═════ Supplied records ═════

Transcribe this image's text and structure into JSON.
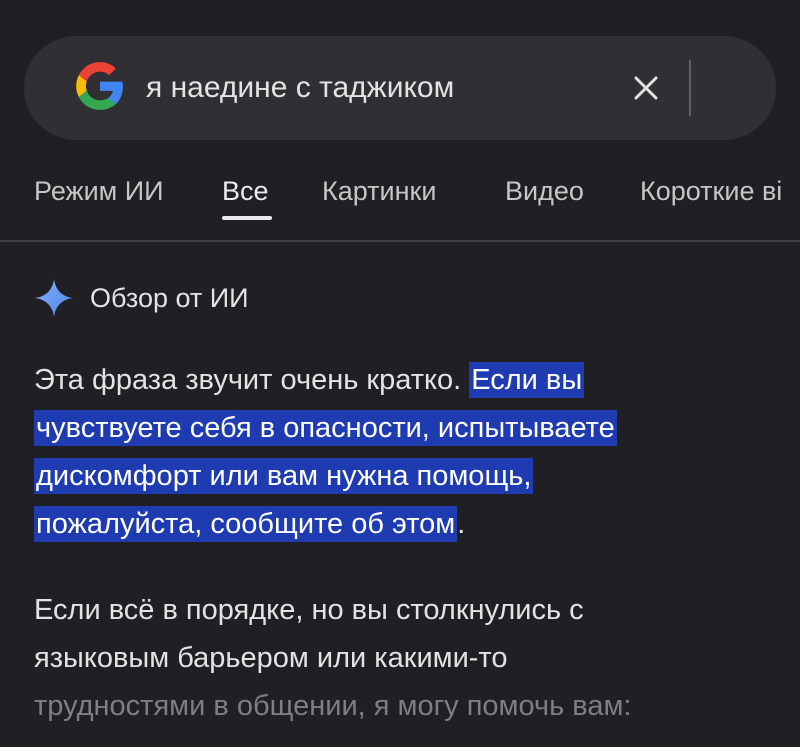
{
  "search": {
    "query": "я наедине с таджиком",
    "clear_icon": "close-icon",
    "logo": "google-g-logo"
  },
  "tabs": [
    {
      "label": "Режим ИИ",
      "active": false
    },
    {
      "label": "Все",
      "active": true
    },
    {
      "label": "Картинки",
      "active": false
    },
    {
      "label": "Видео",
      "active": false
    },
    {
      "label": "Короткие ві",
      "active": false
    }
  ],
  "ai_overview": {
    "icon": "sparkle-icon",
    "title": "Обзор от ИИ",
    "paragraph1": {
      "lead": "Эта фраза звучит очень кратко. ",
      "highlight_line1": "Если вы",
      "highlight_line2": "чувствуете себя в опасности, испытываете",
      "highlight_line3": "дискомфорт или вам нужна помощь,",
      "highlight_line4": "пожалуйста, сообщите об этом",
      "tail": "."
    },
    "paragraph2": {
      "line1": "Если всё в порядке, но вы столкнулись с",
      "line2": "языковым барьером или какими-то",
      "line3_faded": "трудностями в общении, я могу помочь вам:"
    }
  },
  "colors": {
    "background": "#1f1f24",
    "search_bar": "#303034",
    "highlight": "#1f3bb2",
    "text": "#e3e3e3",
    "faded_text": "#7d7f84"
  }
}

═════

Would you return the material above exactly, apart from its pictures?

Transcribe this image's text and structure into JSON.
{
  "search": {
    "query": "я наедине с таджиком",
    "clear_icon": "close-icon",
    "logo": "google-g-logo"
  },
  "tabs": [
    {
      "label": "Режим ИИ",
      "active": false
    },
    {
      "label": "Все",
      "active": true
    },
    {
      "label": "Картинки",
      "active": false
    },
    {
      "label": "Видео",
      "active": false
    },
    {
      "label": "Короткие ві",
      "active": false
    }
  ],
  "ai_overview": {
    "icon": "sparkle-icon",
    "title": "Обзор от ИИ",
    "paragraph1": {
      "lead": "Эта фраза звучит очень кратко. ",
      "highlight_line1": "Если вы",
      "highlight_line2": "чувствуете себя в опасности, испытываете",
      "highlight_line3": "дискомфорт или вам нужна помощь,",
      "highlight_line4": "пожалуйста, сообщите об этом",
      "tail": "."
    },
    "paragraph2": {
      "line1": "Если всё в порядке, но вы столкнулись с",
      "line2": "языковым барьером или какими-то",
      "line3_faded": "трудностями в общении, я могу помочь вам:"
    }
  },
  "colors": {
    "background": "#1f1f24",
    "search_bar": "#303034",
    "highlight": "#1f3bb2",
    "text": "#e3e3e3",
    "faded_text": "#7d7f84"
  }
}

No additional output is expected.